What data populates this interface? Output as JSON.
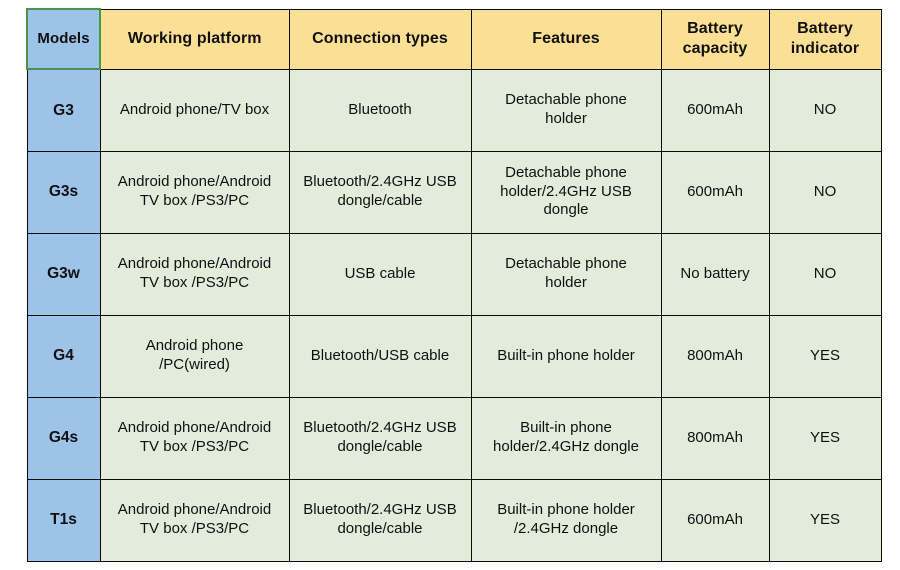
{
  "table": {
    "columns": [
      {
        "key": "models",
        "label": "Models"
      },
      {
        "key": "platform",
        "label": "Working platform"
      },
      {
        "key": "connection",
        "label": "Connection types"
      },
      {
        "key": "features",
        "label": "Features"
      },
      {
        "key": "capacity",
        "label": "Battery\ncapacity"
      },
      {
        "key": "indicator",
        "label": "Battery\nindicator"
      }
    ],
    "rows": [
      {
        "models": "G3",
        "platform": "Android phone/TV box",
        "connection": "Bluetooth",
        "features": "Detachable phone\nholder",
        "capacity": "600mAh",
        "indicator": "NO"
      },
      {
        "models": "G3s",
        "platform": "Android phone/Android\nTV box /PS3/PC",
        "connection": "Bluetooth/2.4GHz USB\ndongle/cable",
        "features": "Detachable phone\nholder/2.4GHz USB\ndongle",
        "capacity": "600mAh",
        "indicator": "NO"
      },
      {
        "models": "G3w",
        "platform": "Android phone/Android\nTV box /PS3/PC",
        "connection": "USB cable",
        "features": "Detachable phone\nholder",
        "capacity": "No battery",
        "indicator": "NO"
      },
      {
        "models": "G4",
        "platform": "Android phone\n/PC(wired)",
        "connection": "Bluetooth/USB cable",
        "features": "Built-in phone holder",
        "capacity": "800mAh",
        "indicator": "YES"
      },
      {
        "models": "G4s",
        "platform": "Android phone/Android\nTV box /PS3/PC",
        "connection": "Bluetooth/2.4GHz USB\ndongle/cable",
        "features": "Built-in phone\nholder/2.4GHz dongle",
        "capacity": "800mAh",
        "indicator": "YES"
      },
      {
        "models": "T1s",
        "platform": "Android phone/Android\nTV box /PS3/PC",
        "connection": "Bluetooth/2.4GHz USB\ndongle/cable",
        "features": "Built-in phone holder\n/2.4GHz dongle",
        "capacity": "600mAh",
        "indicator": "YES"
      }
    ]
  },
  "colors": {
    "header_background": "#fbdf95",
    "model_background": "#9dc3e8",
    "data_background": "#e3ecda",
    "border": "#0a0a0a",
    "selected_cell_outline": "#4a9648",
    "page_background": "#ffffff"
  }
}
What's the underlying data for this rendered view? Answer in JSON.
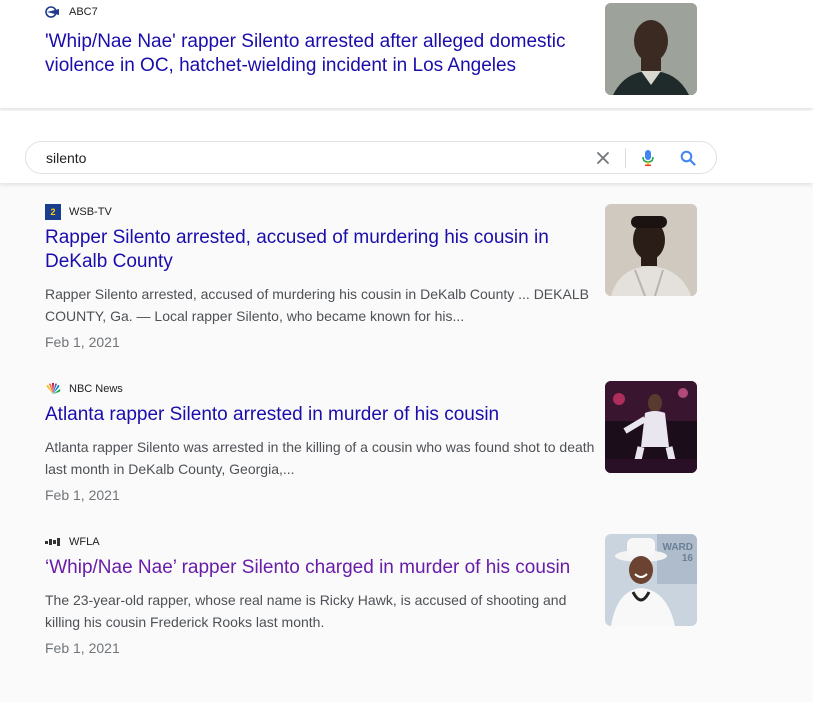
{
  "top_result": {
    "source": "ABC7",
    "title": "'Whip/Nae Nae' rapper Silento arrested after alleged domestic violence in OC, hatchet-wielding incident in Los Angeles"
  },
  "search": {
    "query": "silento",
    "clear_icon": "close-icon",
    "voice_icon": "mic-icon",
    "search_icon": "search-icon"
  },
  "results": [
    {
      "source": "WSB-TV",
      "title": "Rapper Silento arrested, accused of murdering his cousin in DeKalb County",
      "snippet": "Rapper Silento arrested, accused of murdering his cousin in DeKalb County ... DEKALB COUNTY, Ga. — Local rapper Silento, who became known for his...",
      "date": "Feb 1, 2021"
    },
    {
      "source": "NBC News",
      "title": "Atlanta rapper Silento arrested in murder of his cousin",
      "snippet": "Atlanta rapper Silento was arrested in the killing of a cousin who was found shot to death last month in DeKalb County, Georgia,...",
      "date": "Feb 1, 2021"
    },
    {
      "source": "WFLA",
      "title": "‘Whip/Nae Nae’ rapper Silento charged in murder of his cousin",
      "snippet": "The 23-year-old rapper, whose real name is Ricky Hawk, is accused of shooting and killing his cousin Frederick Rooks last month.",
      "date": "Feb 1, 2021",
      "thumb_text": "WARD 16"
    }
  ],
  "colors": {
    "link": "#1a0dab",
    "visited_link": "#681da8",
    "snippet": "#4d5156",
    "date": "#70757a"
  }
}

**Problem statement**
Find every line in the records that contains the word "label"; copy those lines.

**Written solution**
        "label": "Models"
        "label": "Working platform"
        "label": "Connection types"
        "label": "Features"
        "label": "Battery\ncapacity"
        "label": "Battery\nindicator"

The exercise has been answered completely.